Owens confirmed earlier in the week that he was leaving the Bulldogs, but Malcome became a subject of conjecture when the little-used running back did not participate in either of Georgia's last two practices.
"(Malcome) walked in my office just prior to practice and felt like he'd gotten so far behind in the competition at his position, he felt like he needed to go to another school and get a fresh start and maybe get a better opportunity to play," Richt said Wednesday evening after practice.
Owens said he plans to leave Athens on Thursday, will return home to Jacksonville, Fla., and plans to transfer to a new school in January.
The sophomore cornerback's plan earlier in the week was to transfer to Cincinnati, "but things didn't go as planned," he said.
Owens and Malcome are the fourth and fifth members of Georgia's 2010 recruiting class to leave the program -- four of whom have departed since the summer. Safety Jakar Hamilton left the program last week, following earlier departures by linebacker Demetre Baker and offensive lineman Brent Benedict.
Owens wouldn't comment on the circumstances surrounding his departure, saying, "There's things. ... I am not going to speak on it right now until I get home."
He leaves Georgia having made eight tackles and recovered one fumble in 15 career games. Owens appeared in the Bulldogs' first three games this year, but did not travel to Ole Miss last weekend.
Richt didn't shed any light on the specifics of either player's case, but when asked about Malcome's departure in particular, he said he could rejoin the team if he experiences a change of heart.
"If Ken came to me tomorrow and said, 'Coach I lost my mind. I'm sorry and I'd love to come back and compete here at Georgia,' " Richt said, "I'd hug his neck and say, 'Come on.' "

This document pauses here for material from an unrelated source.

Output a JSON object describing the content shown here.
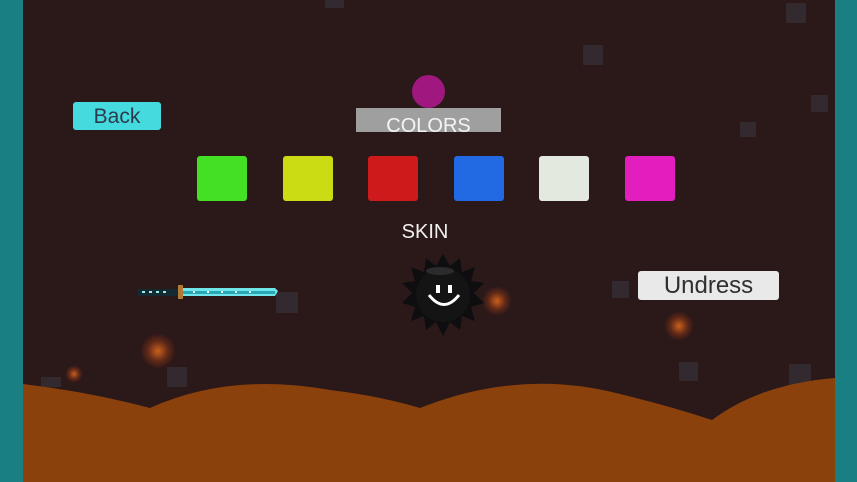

Malcome carried the ball once for no yards in a blowout win against Coastal Carolina and did not appear in another game this season. His coaches repeatedly have said Malcome possesses the talent to compete, but that repeated injuries pushed him down the depth chart behind Isaiah Crowell, Richard Samuel and Carlton Thomas.
Richt said it is not uncommon for young players to struggle against the higher caliber of competition when they arrive at college. Sometimes that causes them to consider a transfer and decide whether to seek a fresh start or to stay and battle for playing time.
Richt cited arguably the most successful player in his Georgia tenure as an example.
"I'll never forget David Pollack coming in my office as a freshman during camp and it was like, and I don't think he'll get mad at me saying this, but he was down and was like, 'I can't do anything right, Coach (Rodney) Garner's all over me and I think I might have made a mistake. I don't know if I can play here.' Pollack's the most decorated player in the history of Georgia football and he had those doubts, too. It's hard. It's hard to all of a sudden compete at a level that you just never had to."
The attrition among the 2010 signees -- a group collectively rated among the worst signing classes in Richt's tenure -- is not necessarily a bad thing. Baker and Benedict never played a down, Hamilton's playing time decreased significantly last year and he was to miss this season with an ankle injury and Owens and Malcome were both buried on the depth chart.
The departures mean Georgia will have the ability to sign the maximum 25 scholarship players when signing day arrives in February if it chooses.
"All it's gonna do is allow us to sign a full boat of recruits again, which will be a very positive thing if we bring in the right guys," Richt said.
David Ching covers the Georgia Bulldogs for DawgNation.